> EXERCISE AIM
In the entries below, how many lines include "用于手术中的组织止血和血管凝闭"? Reply with the number and nothing more.

*** ENTRIES PROVIDED Section Begins ***

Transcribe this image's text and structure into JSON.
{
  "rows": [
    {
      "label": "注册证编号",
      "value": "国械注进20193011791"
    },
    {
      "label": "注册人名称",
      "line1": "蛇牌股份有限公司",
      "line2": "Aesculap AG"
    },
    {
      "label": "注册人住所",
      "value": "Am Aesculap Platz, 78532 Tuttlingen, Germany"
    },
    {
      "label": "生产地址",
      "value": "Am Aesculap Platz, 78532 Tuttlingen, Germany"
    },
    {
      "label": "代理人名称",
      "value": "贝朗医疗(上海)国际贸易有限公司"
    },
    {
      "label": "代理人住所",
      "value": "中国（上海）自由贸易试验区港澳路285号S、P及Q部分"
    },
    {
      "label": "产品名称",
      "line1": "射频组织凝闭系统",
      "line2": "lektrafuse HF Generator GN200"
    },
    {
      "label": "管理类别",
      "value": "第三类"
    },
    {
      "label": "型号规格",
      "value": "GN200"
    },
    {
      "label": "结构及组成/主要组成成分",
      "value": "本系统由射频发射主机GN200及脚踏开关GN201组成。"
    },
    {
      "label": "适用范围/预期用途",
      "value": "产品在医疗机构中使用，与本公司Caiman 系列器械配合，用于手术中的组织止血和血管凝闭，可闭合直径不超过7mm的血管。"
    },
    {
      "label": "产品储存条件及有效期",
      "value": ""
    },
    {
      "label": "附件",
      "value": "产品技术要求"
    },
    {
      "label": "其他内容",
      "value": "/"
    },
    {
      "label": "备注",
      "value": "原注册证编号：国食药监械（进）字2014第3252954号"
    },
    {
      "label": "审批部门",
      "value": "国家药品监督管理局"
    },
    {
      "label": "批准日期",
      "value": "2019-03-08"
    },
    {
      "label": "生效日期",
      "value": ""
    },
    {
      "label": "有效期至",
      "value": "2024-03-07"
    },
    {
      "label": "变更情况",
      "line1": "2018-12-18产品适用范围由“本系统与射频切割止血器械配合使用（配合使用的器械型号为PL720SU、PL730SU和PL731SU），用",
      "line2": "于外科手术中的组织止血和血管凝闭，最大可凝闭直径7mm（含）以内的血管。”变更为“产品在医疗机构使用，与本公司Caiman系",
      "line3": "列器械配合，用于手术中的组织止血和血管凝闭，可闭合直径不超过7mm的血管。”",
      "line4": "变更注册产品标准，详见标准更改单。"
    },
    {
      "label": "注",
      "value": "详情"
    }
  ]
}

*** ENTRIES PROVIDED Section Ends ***

> OUTPUT BELOW
2